After three years of letter writing Robert & Catherine finally get leaves that will enable them to reunite. Robert returns home with one of his peers (Caven Watson uncredited) while Catherine returns with Elena. As each discusses their spouse with their travel mate it is clear that both husband & wife are apprehensive about their rendezvous. Each is hesitant because each realizes that they have changed greatly while assuming that the other has not. They both believe themselves to still be the center of their spouse’s universe. As they get closer to reuniting Catherine can’t go through with it. She phones Robert and tells him that she’s not sure she even wants to return to him. They meet in a local pub where they notice the physical changes (e.g. her hair his physique) in one another. While they talk and then dance (for the first time) they observe other changes in one another. The couple is then joined by their traveling companions who notice (and remark about) the differences between what they’d been told and what they see. Robert’s friend Scotty says too much to Catherine about what he’d learned from her husband such that she gets angry and insists that their next step is divorce. The couple’s antagonism escalates into some verbal disagreements outside the pub which finally causes them to go their separate ways.
*** SPOILERS ***

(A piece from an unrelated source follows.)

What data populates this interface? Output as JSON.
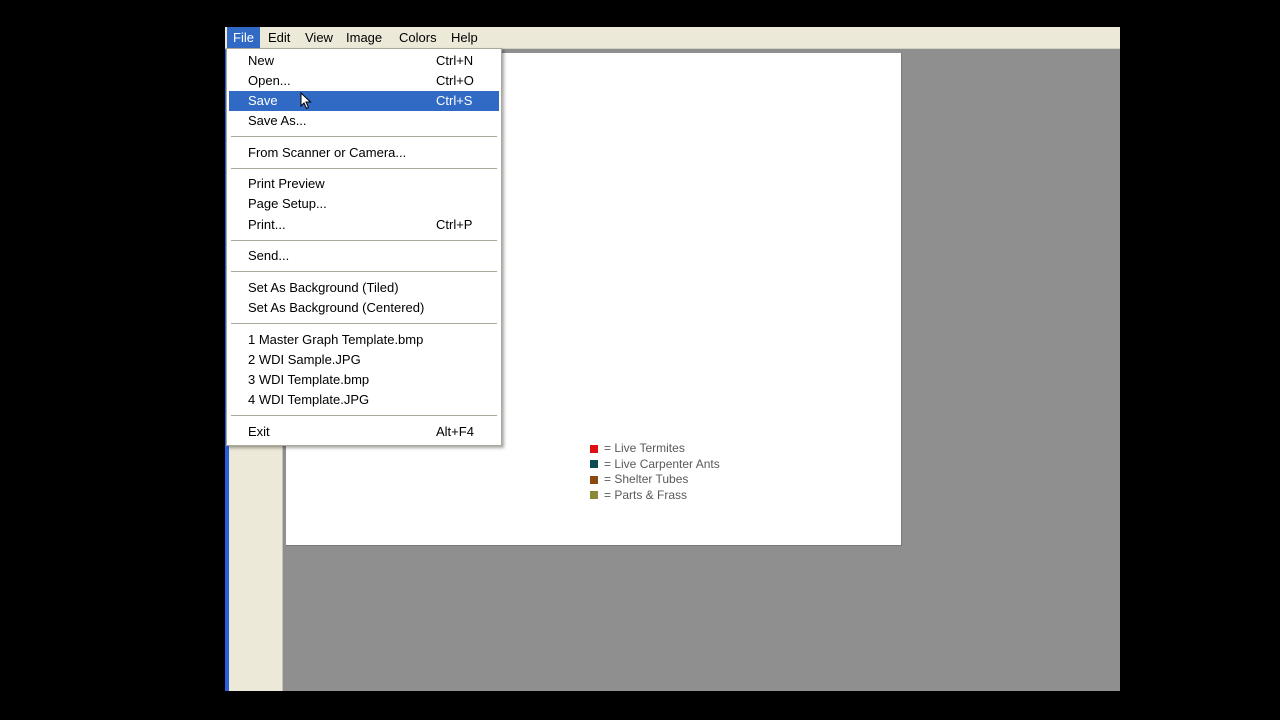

After an angry Robert storms off into the night Catherine realizes that he was once her whole life. Then back at the couple’s former flat she fondly recounts her first impressions of Robert and the events which led to their marriage to Elena. Meanwhile Robert (whose friend has disappeared altogether) stalks around the bombed out streets and thinks about Catherine. He decides to return to get his things as quietly as possible from the flat. When he enters he doesn’t at first notice that Catherine who couldn’t sleep herself is sitting in the window. Bombs had destroyed the (claustrophobic) wall outside their flat to fall such that they now have “a room with a view” of the devastated city. They talk of (London’s) rebuilding which becomes a double entendre discussion of their own marriage … which they agree to try kissing in the final frames.